Featured image: The House of Lords. No one is democratically elected to be there.
Here we are. We’re in the 21st century and, still, politicians are doing their utmost to ensure society can’t attain a fair, democratic political institution to represent it in the House of Lords. A proposal for reformation of the House of Lords is underway, as promised in 2010. However, although this attempt at an overhaul is a step in the right direction, it is simply not progressive enough.
The proposal is for lords to be predominantly elected by the people. Hereditary seats would be discontinued. But, for some unknown reason, bishops would retain their automatic seats. These seats were gifted to them by politicians who are scared of upsetting a religious establishment, the Church of England, which should have been separated from the state anyway.
To give the Government some credit, we were asked our opinion on an elected House of Lords in 2010. What was unfortunately lacking, however, was even the slightest amount of scrutiny as to why bishops deserve powerful political seats in the first place, regardless of political awareness and social conscious they might have to individually possess. It’s great that 80 % of the house will potentially be elected but why can’t it be 100 %? And why should appointed Lords necessarily be bishops?
Here are our views: YouGov poll on UK constitutional changes.
Lo and behold, we want to elect our Parliament.
Yet the Government decides on the direction! It completely mystifies me and I can’t help but feel a sense of resentment rise inside me. Reformation should start with the public and end with governmental authorisation.

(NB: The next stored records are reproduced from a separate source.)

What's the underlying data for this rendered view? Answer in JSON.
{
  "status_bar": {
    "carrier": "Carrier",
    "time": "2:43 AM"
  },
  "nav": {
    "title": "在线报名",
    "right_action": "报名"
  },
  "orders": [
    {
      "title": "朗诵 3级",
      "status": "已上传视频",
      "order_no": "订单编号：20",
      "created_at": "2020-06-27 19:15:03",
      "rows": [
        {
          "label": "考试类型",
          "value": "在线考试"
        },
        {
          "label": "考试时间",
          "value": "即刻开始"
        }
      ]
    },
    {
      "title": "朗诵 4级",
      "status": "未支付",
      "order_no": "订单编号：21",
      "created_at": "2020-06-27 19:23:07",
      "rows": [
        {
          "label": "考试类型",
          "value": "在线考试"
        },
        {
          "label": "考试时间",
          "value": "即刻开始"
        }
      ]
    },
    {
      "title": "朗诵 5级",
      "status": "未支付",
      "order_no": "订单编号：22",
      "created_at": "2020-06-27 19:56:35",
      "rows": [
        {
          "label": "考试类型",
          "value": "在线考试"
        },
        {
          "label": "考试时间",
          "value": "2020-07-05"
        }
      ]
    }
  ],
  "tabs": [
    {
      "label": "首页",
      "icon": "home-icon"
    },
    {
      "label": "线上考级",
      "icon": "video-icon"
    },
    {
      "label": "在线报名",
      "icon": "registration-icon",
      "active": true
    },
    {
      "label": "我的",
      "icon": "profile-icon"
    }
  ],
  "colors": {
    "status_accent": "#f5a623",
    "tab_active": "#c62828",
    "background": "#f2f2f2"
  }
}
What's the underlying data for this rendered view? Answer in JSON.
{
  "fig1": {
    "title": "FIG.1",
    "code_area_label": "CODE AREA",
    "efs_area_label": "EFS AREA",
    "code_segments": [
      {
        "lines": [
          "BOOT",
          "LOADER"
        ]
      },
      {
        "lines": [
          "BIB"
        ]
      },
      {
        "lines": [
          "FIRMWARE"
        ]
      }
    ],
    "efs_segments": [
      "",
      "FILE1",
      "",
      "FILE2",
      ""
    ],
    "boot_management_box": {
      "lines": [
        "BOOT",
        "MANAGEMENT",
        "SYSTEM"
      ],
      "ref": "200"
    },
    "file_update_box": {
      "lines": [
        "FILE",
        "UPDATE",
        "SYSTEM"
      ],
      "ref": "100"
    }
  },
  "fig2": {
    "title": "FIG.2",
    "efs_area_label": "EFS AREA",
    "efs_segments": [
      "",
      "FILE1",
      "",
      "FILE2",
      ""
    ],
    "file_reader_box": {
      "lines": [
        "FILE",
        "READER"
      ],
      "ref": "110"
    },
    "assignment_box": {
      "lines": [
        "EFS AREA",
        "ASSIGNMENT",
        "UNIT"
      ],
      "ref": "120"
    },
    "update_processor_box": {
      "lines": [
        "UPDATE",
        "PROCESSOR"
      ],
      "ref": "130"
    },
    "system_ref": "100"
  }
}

Sadly, there appears to be a rush to approve this imperfect reformation because of other political priorities. Moreover, it has been argued that such changes will undermine the House of Commons. But surely we can iron out these minor kinks?